Think Big, But Start Small
I have noticed that when I feel hesitant or anxious about taking action towards my goal, I start thinking about the big picture.
Naturally, it is very difficult to imagine a grand scheme of things when you are just starting. However, I still feel intimidated.
Thinking big is good. However, it can be scary sometimes. That’s because the brain often magnifies things it sees big. And confuses big with stress and danger!
I’ve come to realize that the best way to start any job or project is to break it down into small, tangible and achievable steps.
For instance, I set myself a very specific deadline for this blog post. But before I get started, I think about smaller sub-tasks of this writing task. Like working on an outline and then writing the first paragraph, for instance!
This way, I can clearly see what steps I need to take in order to complete the overall task. I found that this approach reduces anxiety a zillion time!
Acknowledge Unhelpful Thoughts and Feelings
Luck is an attitude, they say. Your approach and mood largely determine the outcome of any endeavor. Not because of cosmic powers or law, but because our feelings and thoughts affect how we act.
Some thoughts and feelings you have only contribute to your fear and discomfort. Don’t struggle with them or try to stop them.
Such thoughts are a natural response of your mind to stress and challenges!
However, when you experience those types of thoughts, be aware that they are exaggerated and pre-magnified. Shift your focus off the oughts and feelings and into your tasks & goals. Take action in line instead!
In my personal opinion, managing expectations is a widely underrated skill. We often feel demotivated when we aim for unachievable things and consequently do not get what we anticipated.
When our expectations do not come true, we develop an anxiety against trying again! If this pattern becomes too frequent, we hesitate to take new opportunities because of the fear of failure. It becomes a habit, remember?!
Schedule Your Motivation
If you are procrastinating, it means that you try to avoid any big tasks on your to-do list. In the best-case scenario, you start with the easiest ones & when you are done with them, you simply do not have time or energy to complete important ones.
Just remember how many times you came to the office and spent a whole day on meaningless, small things. I bet you have done this many times. So have I!
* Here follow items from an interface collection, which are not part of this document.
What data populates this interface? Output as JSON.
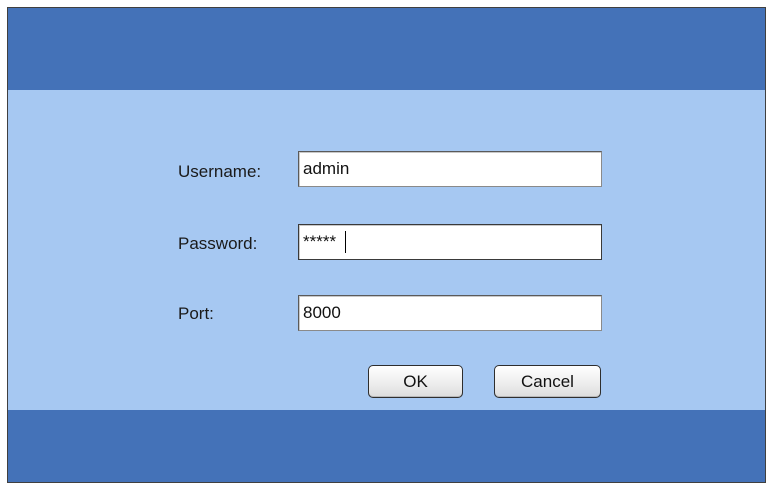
{
  "login": {
    "username_label": "Username:",
    "username_value": "admin",
    "password_label": "Password:",
    "password_value": "*****",
    "port_label": "Port:",
    "port_value": "8000",
    "ok_label": "OK",
    "cancel_label": "Cancel"
  },
  "colors": {
    "band": "#4472b8",
    "panel": "#a6c8f2"
  }
}
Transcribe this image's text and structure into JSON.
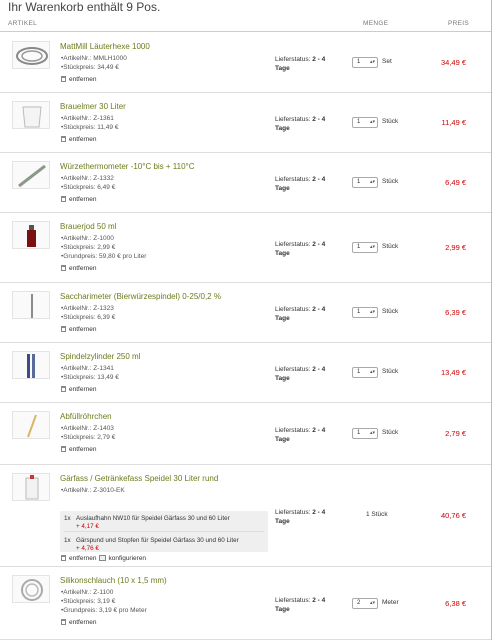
{
  "cart": {
    "title": "Ihr Warenkorb enthält 9 Pos.",
    "col_article": "ARTIKEL",
    "col_quantity": "MENGE",
    "col_price": "PREIS",
    "remove_label": "entfernen",
    "configure_label": "konfigurieren",
    "status_label": "Lieferstatus:",
    "status_value": "2 - 4",
    "status_unit": "Tage",
    "items": [
      {
        "name": "MattMill Läuterhexe 1000",
        "details": [
          "ArtikelNr.: MMLH1000",
          "Stückpreis: 34,49 €"
        ],
        "qty": "1",
        "unit": "Set",
        "price": "34,49 €",
        "thumb": "coiled-hose-icon"
      },
      {
        "name": "Brauelmer 30 Liter",
        "details": [
          "ArtikelNr.: Z-1361",
          "Stückpreis: 11,49 €"
        ],
        "qty": "1",
        "unit": "Stück",
        "price": "11,49 €",
        "thumb": "bucket-icon"
      },
      {
        "name": "Würzethermometer -10°C bis + 110°C",
        "details": [
          "ArtikelNr.: Z-1332",
          "Stückpreis: 6,49 €"
        ],
        "qty": "1",
        "unit": "Stück",
        "price": "6,49 €",
        "thumb": "thermometer-icon"
      },
      {
        "name": "Brauerjod 50 ml",
        "details": [
          "ArtikelNr.: Z-1000",
          "Stückpreis: 2,99 €",
          "Grundpreis: 59,80 € pro Liter"
        ],
        "qty": "1",
        "unit": "Stück",
        "price": "2,99 €",
        "thumb": "bottle-icon"
      },
      {
        "name": "Saccharimeter (Bierwürzespindel) 0-25/0,2 %",
        "details": [
          "ArtikelNr.: Z-1323",
          "Stückpreis: 6,39 €"
        ],
        "qty": "1",
        "unit": "Stück",
        "price": "6,39 €",
        "thumb": "hydrometer-icon"
      },
      {
        "name": "Spindelzylinder 250 ml",
        "details": [
          "ArtikelNr.: Z-1341",
          "Stückpreis: 13,49 €"
        ],
        "qty": "1",
        "unit": "Stück",
        "price": "13,49 €",
        "thumb": "cylinder-icon"
      },
      {
        "name": "Abfüllröhrchen",
        "details": [
          "ArtikelNr.: Z-1403",
          "Stückpreis: 2,79 €"
        ],
        "qty": "1",
        "unit": "Stück",
        "price": "2,79 €",
        "thumb": "filling-tube-icon"
      },
      {
        "name": "Gärfass / Getränkefass Speidel 30 Liter rund",
        "details": [
          "ArtikelNr.: Z-3010-EK"
        ],
        "qty": "",
        "unit": "1 Stück",
        "price": "40,76 €",
        "thumb": "fermenter-icon",
        "subitems": [
          {
            "count": "1x",
            "text": "Auslaufhahn NW10 für Speidel Gärfass 30 und 60 Liter",
            "price": "+ 4,17 €"
          },
          {
            "count": "1x",
            "text": "Gärspund und Stopfen für Speidel Gärfass 30 und 60 Liter",
            "price": "+ 4,76 €"
          }
        ]
      },
      {
        "name": "Silikonschlauch (10 x 1,5 mm)",
        "details": [
          "ArtikelNr.: Z-1100",
          "Stückpreis: 3,19 €",
          "Grundpreis: 3,19 € pro Meter"
        ],
        "qty": "2",
        "unit": "Meter",
        "price": "6,38 €",
        "thumb": "hose-coil-icon"
      }
    ]
  },
  "colors": {
    "accent_green": "#6b7d1c",
    "price_red": "#cc0000"
  }
}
Setting a schedule for yourself might seem like a simple solution for this problem, but it puts your decision-making on autopilot by giving a timeline for your actions.
Don’t wait. The time will never be just right. If you have a habit of procrastination, you will always find excuses for not doing something. Start with important things. Get them done as soon as you can.
I have a question for you: Which comes first — motivation or action?
If you answer in action, then I would consider that this article was helpful!
We have all procrastinated at some point. You may tell yourself things like “There are so many other things I’d rather be doing!” and “There’s plenty of time, I’ll get to that later”, or “I work better under pressure, so I don’t need to do it right away!”
However, procrastination can become chronic and habitual. If you are noticing that, be aware that acting and actually doing something is the only way out.